_Extracted records:_
Content starts
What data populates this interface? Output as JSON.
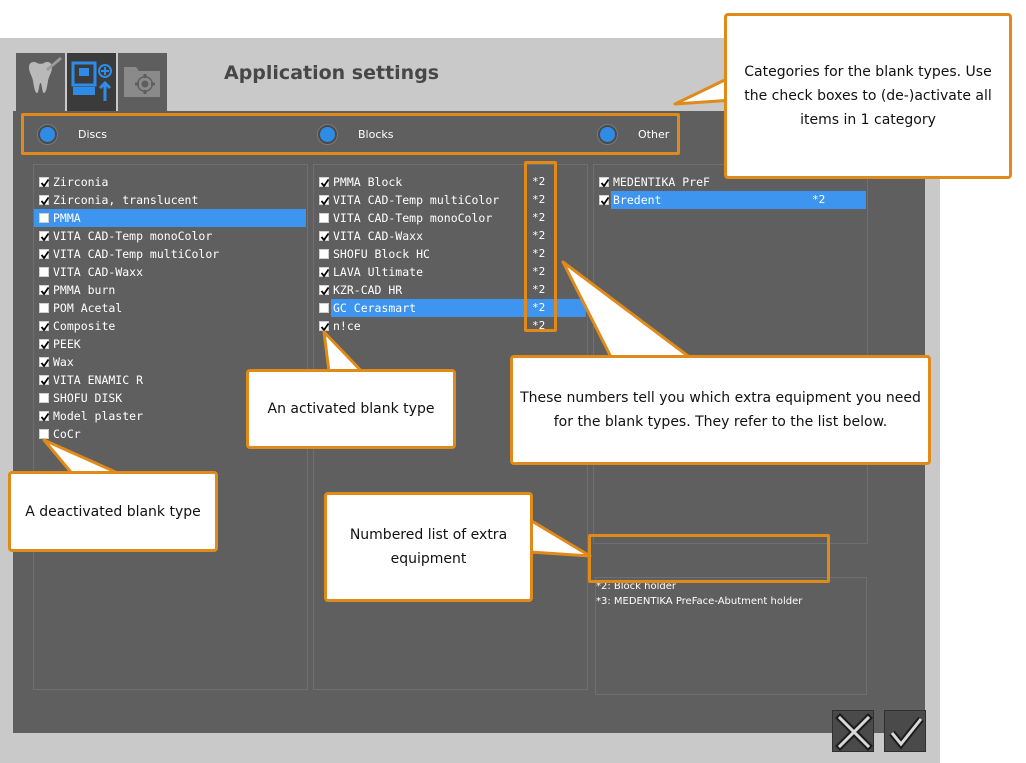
{
  "app": {
    "title": "Application settings"
  },
  "tabs": [
    {
      "icon": "tooth-icon"
    },
    {
      "icon": "blank-upload-icon"
    },
    {
      "icon": "folder-gear-icon"
    }
  ],
  "categories": [
    {
      "label": "Discs"
    },
    {
      "label": "Blocks"
    },
    {
      "label": "Other"
    }
  ],
  "discs": [
    {
      "label": "Zirconia",
      "checked": true
    },
    {
      "label": "Zirconia, translucent",
      "checked": true
    },
    {
      "label": "PMMA",
      "checked": false,
      "selected": true
    },
    {
      "label": "VITA CAD-Temp monoColor",
      "checked": true
    },
    {
      "label": "VITA CAD-Temp multiColor",
      "checked": true
    },
    {
      "label": "VITA CAD-Waxx",
      "checked": false
    },
    {
      "label": "PMMA burn",
      "checked": true
    },
    {
      "label": "POM Acetal",
      "checked": false
    },
    {
      "label": "Composite",
      "checked": true
    },
    {
      "label": "PEEK",
      "checked": true
    },
    {
      "label": "Wax",
      "checked": true
    },
    {
      "label": "VITA ENAMIC R",
      "checked": true
    },
    {
      "label": "SHOFU DISK",
      "checked": false
    },
    {
      "label": "Model plaster",
      "checked": true
    },
    {
      "label": "CoCr",
      "checked": false
    }
  ],
  "blocks": [
    {
      "label": "PMMA Block",
      "checked": true,
      "note": "*2"
    },
    {
      "label": "VITA CAD-Temp multiColor",
      "checked": true,
      "note": "*2"
    },
    {
      "label": "VITA CAD-Temp monoColor",
      "checked": false,
      "note": "*2"
    },
    {
      "label": "VITA CAD-Waxx",
      "checked": true,
      "note": "*2"
    },
    {
      "label": "SHOFU Block HC",
      "checked": false,
      "note": "*2"
    },
    {
      "label": "LAVA Ultimate",
      "checked": true,
      "note": "*2"
    },
    {
      "label": "KZR-CAD HR",
      "checked": true,
      "note": "*2"
    },
    {
      "label": "GC Cerasmart",
      "checked": false,
      "note": "*2",
      "selected": true
    },
    {
      "label": "n!ce",
      "checked": true,
      "note": "*2"
    }
  ],
  "other": [
    {
      "label": "MEDENTIKA PreF",
      "checked": true,
      "note": ""
    },
    {
      "label": "Bredent",
      "checked": true,
      "note": "*2",
      "selected": true
    }
  ],
  "footnotes": [
    "*2: Block holder",
    "*3: MEDENTIKA PreFace-Abutment holder"
  ],
  "buttons": {
    "cancel_icon": "close-icon",
    "ok_icon": "checkmark-icon"
  },
  "callouts": {
    "categories": "Categories for the blank types. Use the check boxes to (de-)activate all items in 1 category",
    "activated": "An activated blank type",
    "deactivated": "A deactivated blank type",
    "numbers": "These numbers tell you which extra equipment you need for the blank types. They refer to the list below.",
    "list": "Numbered list of extra equipment"
  },
  "colors": {
    "accent": "#3d95f0",
    "callout_border": "#e08a1a",
    "panel": "#5f5f5f",
    "window": "#c9c9c9"
  }
}
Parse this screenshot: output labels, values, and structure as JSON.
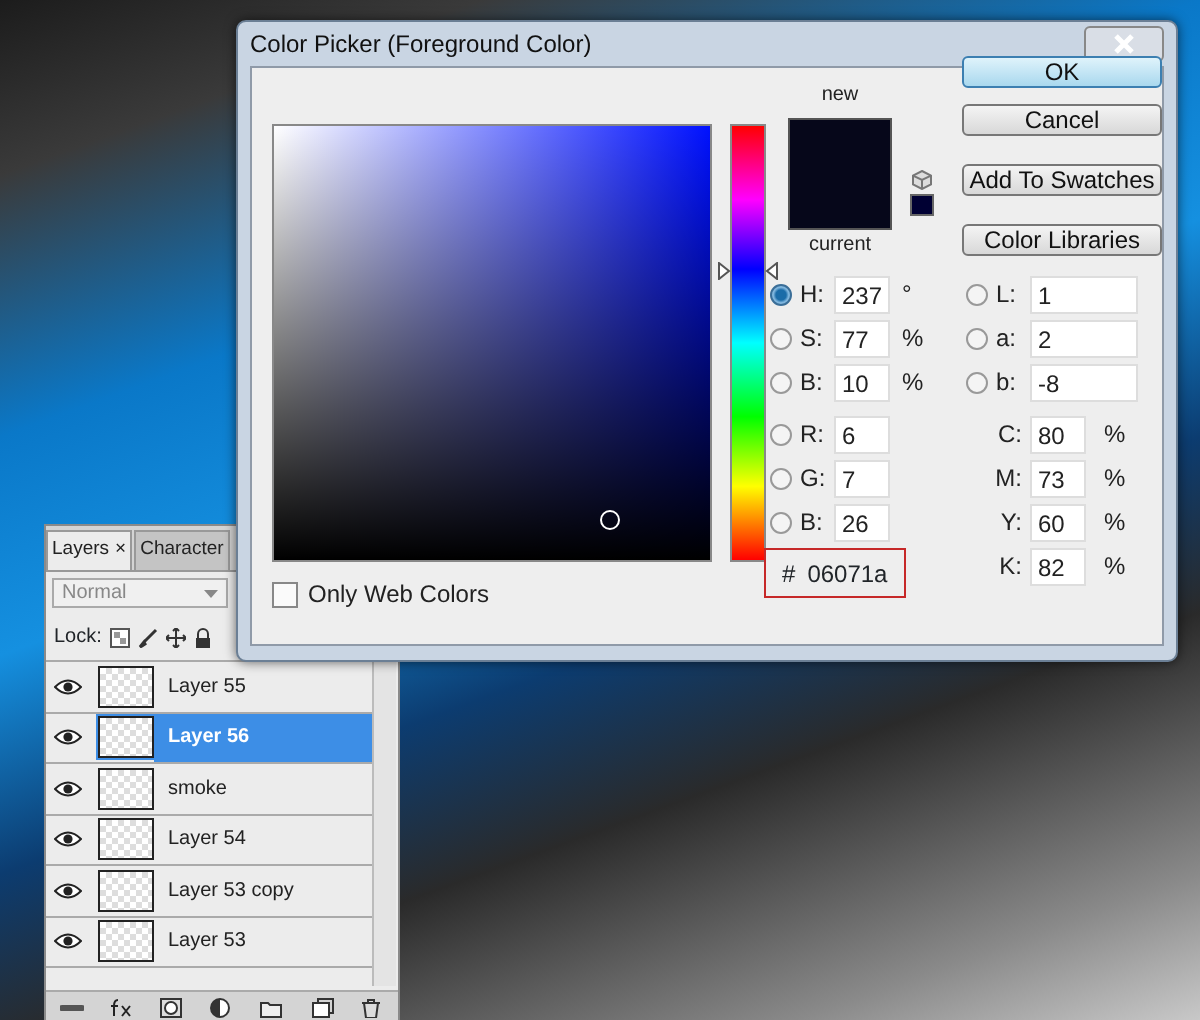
{
  "dialog": {
    "title": "Color Picker (Foreground Color)",
    "hue_slider": {
      "level": 0.66
    },
    "swatches": {
      "new_label": "new",
      "current_label": "current"
    },
    "buttons": [
      {
        "label": "OK",
        "default": true
      },
      {
        "label": "Cancel",
        "default": false
      },
      {
        "label": "Add To Swatches",
        "default": false
      },
      {
        "label": "Color Libraries",
        "default": false
      }
    ],
    "hsb": [
      {
        "label": "H:",
        "value": "237",
        "unit": "°",
        "selected": true
      },
      {
        "label": "S:",
        "value": "77",
        "unit": "%",
        "selected": false
      },
      {
        "label": "B:",
        "value": "10",
        "unit": "%",
        "selected": false
      }
    ],
    "rgb": [
      {
        "label": "R:",
        "value": "6",
        "selected": false
      },
      {
        "label": "G:",
        "value": "7",
        "selected": false
      },
      {
        "label": "B:",
        "value": "26",
        "selected": false
      }
    ],
    "lab": [
      {
        "label": "L:",
        "value": "1",
        "selected": false
      },
      {
        "label": "a:",
        "value": "2",
        "selected": false
      },
      {
        "label": "b:",
        "value": "-8",
        "selected": false
      }
    ],
    "cmyk": [
      {
        "label": "C:",
        "value": "80",
        "unit": "%"
      },
      {
        "label": "M:",
        "value": "73",
        "unit": "%"
      },
      {
        "label": "Y:",
        "value": "60",
        "unit": "%"
      },
      {
        "label": "K:",
        "value": "82",
        "unit": "%"
      }
    ],
    "hex": {
      "label": "#",
      "value": "06071a"
    },
    "only_web_colors": {
      "label": "Only Web Colors",
      "checked": false
    }
  },
  "layers_panel": {
    "tabs": [
      {
        "label": "Layers",
        "close": "×",
        "selected": true
      },
      {
        "label": "Character",
        "selected": false
      }
    ],
    "blend_mode": "Normal",
    "lock_label": "Lock:",
    "layers": [
      {
        "name": "Layer 55",
        "visible": true,
        "selected": false
      },
      {
        "name": "Layer 56",
        "visible": true,
        "selected": true
      },
      {
        "name": "smoke",
        "visible": true,
        "selected": false
      },
      {
        "name": "Layer 54",
        "visible": true,
        "selected": false
      },
      {
        "name": "Layer 53 copy",
        "visible": true,
        "selected": false
      },
      {
        "name": "Layer 53",
        "visible": true,
        "selected": false
      }
    ]
  }
}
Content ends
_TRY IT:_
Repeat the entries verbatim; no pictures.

_TASK RESPONSE:_
What data populates this interface? Output as JSON.
{
  "app": {
    "title": "Application settings"
  },
  "tabs": [
    {
      "icon": "tooth-icon"
    },
    {
      "icon": "blank-upload-icon"
    },
    {
      "icon": "folder-gear-icon"
    }
  ],
  "categories": [
    {
      "label": "Discs"
    },
    {
      "label": "Blocks"
    },
    {
      "label": "Other"
    }
  ],
  "discs": [
    {
      "label": "Zirconia",
      "checked": true
    },
    {
      "label": "Zirconia, translucent",
      "checked": true
    },
    {
      "label": "PMMA",
      "checked": false,
      "selected": true
    },
    {
      "label": "VITA CAD-Temp monoColor",
      "checked": true
    },
    {
      "label": "VITA CAD-Temp multiColor",
      "checked": true
    },
    {
      "label": "VITA CAD-Waxx",
      "checked": false
    },
    {
      "label": "PMMA burn",
      "checked": true
    },
    {
      "label": "POM Acetal",
      "checked": false
    },
    {
      "label": "Composite",
      "checked": true
    },
    {
      "label": "PEEK",
      "checked": true
    },
    {
      "label": "Wax",
      "checked": true
    },
    {
      "label": "VITA ENAMIC R",
      "checked": true
    },
    {
      "label": "SHOFU DISK",
      "checked": false
    },
    {
      "label": "Model plaster",
      "checked": true
    },
    {
      "label": "CoCr",
      "checked": false
    }
  ],
  "blocks": [
    {
      "label": "PMMA Block",
      "checked": true,
      "note": "*2"
    },
    {
      "label": "VITA CAD-Temp multiColor",
      "checked": true,
      "note": "*2"
    },
    {
      "label": "VITA CAD-Temp monoColor",
      "checked": false,
      "note": "*2"
    },
    {
      "label": "VITA CAD-Waxx",
      "checked": true,
      "note": "*2"
    },
    {
      "label": "SHOFU Block HC",
      "checked": false,
      "note": "*2"
    },
    {
      "label": "LAVA Ultimate",
      "checked": true,
      "note": "*2"
    },
    {
      "label": "KZR-CAD HR",
      "checked": true,
      "note": "*2"
    },
    {
      "label": "GC Cerasmart",
      "checked": false,
      "note": "*2",
      "selected": true
    },
    {
      "label": "n!ce",
      "checked": true,
      "note": "*2"
    }
  ],
  "other": [
    {
      "label": "MEDENTIKA PreF",
      "checked": true,
      "note": ""
    },
    {
      "label": "Bredent",
      "checked": true,
      "note": "*2",
      "selected": true
    }
  ],
  "footnotes": [
    "*2: Block holder",
    "*3: MEDENTIKA PreFace-Abutment holder"
  ],
  "buttons": {
    "cancel_icon": "close-icon",
    "ok_icon": "checkmark-icon"
  },
  "callouts": {
    "categories": "Categories for the blank types. Use the check boxes to (de-)activate all items in 1 category",
    "activated": "An activated blank type",
    "deactivated": "A deactivated blank type",
    "numbers": "These numbers tell you which extra equipment you need for the blank types. They refer to the list below.",
    "list": "Numbered list of extra equipment"
  },
  "colors": {
    "accent": "#3d95f0",
    "callout_border": "#e08a1a",
    "panel": "#5f5f5f",
    "window": "#c9c9c9"
  }
}
Parse this screenshot: output labels, values, and structure as JSON.
{
  "dialog": {
    "title": "Color Picker (Foreground Color)",
    "hue_slider": {
      "level": 0.66
    },
    "swatches": {
      "new_label": "new",
      "current_label": "current"
    },
    "buttons": [
      {
        "label": "OK",
        "default": true
      },
      {
        "label": "Cancel",
        "default": false
      },
      {
        "label": "Add To Swatches",
        "default": false
      },
      {
        "label": "Color Libraries",
        "default": false
      }
    ],
    "hsb": [
      {
        "label": "H:",
        "value": "237",
        "unit": "°",
        "selected": true
      },
      {
        "label": "S:",
        "value": "77",
        "unit": "%",
        "selected": false
      },
      {
        "label": "B:",
        "value": "10",
        "unit": "%",
        "selected": false
      }
    ],
    "rgb": [
      {
        "label": "R:",
        "value": "6",
        "selected": false
      },
      {
        "label": "G:",
        "value": "7",
        "selected": false
      },
      {
        "label": "B:",
        "value": "26",
        "selected": false
      }
    ],
    "lab": [
      {
        "label": "L:",
        "value": "1",
        "selected": false
      },
      {
        "label": "a:",
        "value": "2",
        "selected": false
      },
      {
        "label": "b:",
        "value": "-8",
        "selected": false
      }
    ],
    "cmyk": [
      {
        "label": "C:",
        "value": "80",
        "unit": "%"
      },
      {
        "label": "M:",
        "value": "73",
        "unit": "%"
      },
      {
        "label": "Y:",
        "value": "60",
        "unit": "%"
      },
      {
        "label": "K:",
        "value": "82",
        "unit": "%"
      }
    ],
    "hex": {
      "label": "#",
      "value": "06071a"
    },
    "only_web_colors": {
      "label": "Only Web Colors",
      "checked": false
    }
  },
  "layers_panel": {
    "tabs": [
      {
        "label": "Layers",
        "close": "×",
        "selected": true
      },
      {
        "label": "Character",
        "selected": false
      }
    ],
    "blend_mode": "Normal",
    "lock_label": "Lock:",
    "layers": [
      {
        "name": "Layer 55",
        "visible": true,
        "selected": false
      },
      {
        "name": "Layer 56",
        "visible": true,
        "selected": true
      },
      {
        "name": "smoke",
        "visible": true,
        "selected": false
      },
      {
        "name": "Layer 54",
        "visible": true,
        "selected": false
      },
      {
        "name": "Layer 53 copy",
        "visible": true,
        "selected": false
      },
      {
        "name": "Layer 53",
        "visible": true,
        "selected": false
      }
    ]
  }
}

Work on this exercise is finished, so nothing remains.